▶ Records from a data source
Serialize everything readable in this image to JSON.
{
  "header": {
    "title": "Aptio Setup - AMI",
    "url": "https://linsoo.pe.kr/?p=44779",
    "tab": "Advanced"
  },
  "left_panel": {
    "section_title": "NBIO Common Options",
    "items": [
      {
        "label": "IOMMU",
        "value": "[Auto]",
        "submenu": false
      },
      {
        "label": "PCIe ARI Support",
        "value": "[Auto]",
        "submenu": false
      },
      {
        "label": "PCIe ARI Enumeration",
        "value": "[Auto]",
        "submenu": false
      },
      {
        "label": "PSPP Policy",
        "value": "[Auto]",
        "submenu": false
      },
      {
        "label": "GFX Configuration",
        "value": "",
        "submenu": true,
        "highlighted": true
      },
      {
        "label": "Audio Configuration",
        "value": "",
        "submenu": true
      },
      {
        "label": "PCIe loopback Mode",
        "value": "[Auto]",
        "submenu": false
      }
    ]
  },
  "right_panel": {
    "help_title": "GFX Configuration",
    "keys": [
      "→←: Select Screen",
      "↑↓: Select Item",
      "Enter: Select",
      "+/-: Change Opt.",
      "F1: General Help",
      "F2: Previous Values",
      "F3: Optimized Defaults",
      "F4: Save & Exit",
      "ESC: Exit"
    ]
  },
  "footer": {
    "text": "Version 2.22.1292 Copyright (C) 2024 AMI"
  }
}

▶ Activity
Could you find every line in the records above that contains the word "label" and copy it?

▶ Solution to this exercise
        "label": "IOMMU",
        "label": "PCIe ARI Support",
        "label": "PCIe ARI Enumeration",
        "label": "PSPP Policy",
        "label": "GFX Configuration",
        "label": "Audio Configuration",
        "label": "PCIe loopback Mode",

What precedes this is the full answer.